Beyond Basics: A Bed for all Seasons
It might sound strange, but the landscaped island in our parking lot might just be my favorite in – or, rather, out – of the Garden. Perhaps it’s because I pass it every day that I am partial, but I believe the fact that it is such a shining example of thoughtful garden design, and that it welcomes guests before they even enter the Garden, makes it emblematic of our mission. In this small, non-traditional area, our horticulturalists have mixed native and non-native, annual and perennial plants to demonstrate that Northwest gardens can be vibrant and interesting all year long. In this post, I’ll examine just how this is accomplished, and how you can use these techniques in your own garden!
This bed at the entrance to The Oregon Garden provides an opportunity to learn about a multitude of landscaping techniques.
What you’ll notice above is the cumulative effect that using a wide palette of plant material has. There are different sizes, from tall backdrop shrubs to small foreground grasses. There are a variety of textures, such as the broad leaves of Bergenia and the Cousin Itt-like foliage of Hakenochloa. A whole range of colors, and plants that change seasonally, providing interest in the form of blooms, structure, seedheads and leaf color.

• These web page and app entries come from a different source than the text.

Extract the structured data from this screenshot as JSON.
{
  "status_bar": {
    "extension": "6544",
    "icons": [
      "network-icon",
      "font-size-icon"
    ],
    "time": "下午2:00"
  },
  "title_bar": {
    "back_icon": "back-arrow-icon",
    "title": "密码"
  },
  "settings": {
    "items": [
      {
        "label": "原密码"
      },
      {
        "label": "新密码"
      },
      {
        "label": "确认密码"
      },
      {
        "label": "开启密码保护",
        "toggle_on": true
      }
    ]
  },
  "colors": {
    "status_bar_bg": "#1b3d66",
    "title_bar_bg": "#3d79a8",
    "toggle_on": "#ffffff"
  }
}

This bed features a variety of colored tiger lilies including orange, yellow, spotted and pink for repetition without monotony.
The bright purple spires of Veronica spicata stand out against a primarily warm-toned palette.
Here, the purple spires of Veronica spicata, or speedwell, provides a vibrant pop of color that breaks up the otherwise warm-hued palette of yellows, oranges and reds, as evidenced by the tiger lilies (also pictured above) and bright yellow foliage of heather in the background. The design achieves repetition without being boring by using Nepeta faassenii, catmint, whose size, shape and lavender bloom spikes echo those of the speedwell, in addition to both orange and yellow lilies.
All varieties of salvia, like these Salvia ‘Hot Lips’, will bring hummingbirds to your garden.
Penstemon ‘Pike’s Peak Purple’ are attractive to pollinators like this friendly bumble bee.
This garden really does have it all! Not only is it attractive to humans, but it is enticing to pollinators. The catmint and veronica mentioned above are both attractive to pollinators, as are the Salvia ‘Hotlips’ and Penstemon ‘Pike’s Peak Purple’ pictured above. Selecting flowers that
The different colors and textures of Colorado blue spruce, heather and coreopsis create interest even without flowers.
And while flowers are often the first thing we think of when planning a garden, adding evergreens and other foliage plants is an easy way to ensure year-round texture, color and a sense of lushness. Here our horticulturalists have used a dwarf variety of Colorado blue spruce, Picea pungens, to introduce a large swath of coarse-textured dusty blue to play backdrop to the fine-textured, neon yellow foliage of Calluna vulgaris and bright green of Coreopsis verticillata, which will shortly put out yellow daisy-like flowers, pictured below.
A close up of the yellow, daisy-like blooms of Coreopsis verticillata.
Even large swaths of uniform green can be made interesting with a variety of leaf textures and sizes
And above we see a different area of this same garden just a week later, with the coreopsis in full bloom. Once again, we can see the color palette being established – warm yellows and oranges with a pop of purple-blue from the hydrangea. We can also see, again, how utilizing different sizes and textures of plants can keep a garden interesting, even when there is an abundance of uniform green. There are the deeply dissected leaves of a large tree peony in the back, grounding this bed; the large, lobed leaves of the hydrangea; the elongated branches of a weeping Norway spruce and the fine, feathery foliage of coreopsis.
Catmint, tiger lilies, red hot poker, bergenia, heather, Hakone grass, blue spruce and more comprise this dynamic bed.
And here is where it all comes together – a stunning display of color, size and texture that will change throughout the seasons. You can see here the dynamic nature of a well-designed garden: one cultivar of Kniphofia (red hot poker) is in full bloom while another has faded. The orange tiger lilies are putting on a show and, as their blooms lessen, will be followed by a yellow variety. Not pictured is a large blueberry bush, an example of how this bed has integrated edible plants as well. So what have we learned?
- Consider plants for their foliage color, shape and size, not just their flowers.
- Choose plants with flowers and fruit that are inviting to wildlife.
- Don’t be afraid to utilize edible plants outside of the vegetable garden.
- Set the tone of your bed with a unified color palette.
- Create repetition but break up monotony by using similar but different plants.
- Remember to create interest by using different sizes, heights and textures.
It’s amazing to me that such a small area has been cultivated into a garden that exemplifies so many landscaping techniques. Not only is it enticing to humans as well as animals – even providing food for both – but it is low-maintenance and has achieved the aim of looking good all year long. Be sure not to bypass this beautiful bed as you enter The Oregon Garden, but do enter! There is so much more to see inside, and we can’t wait to welcome you.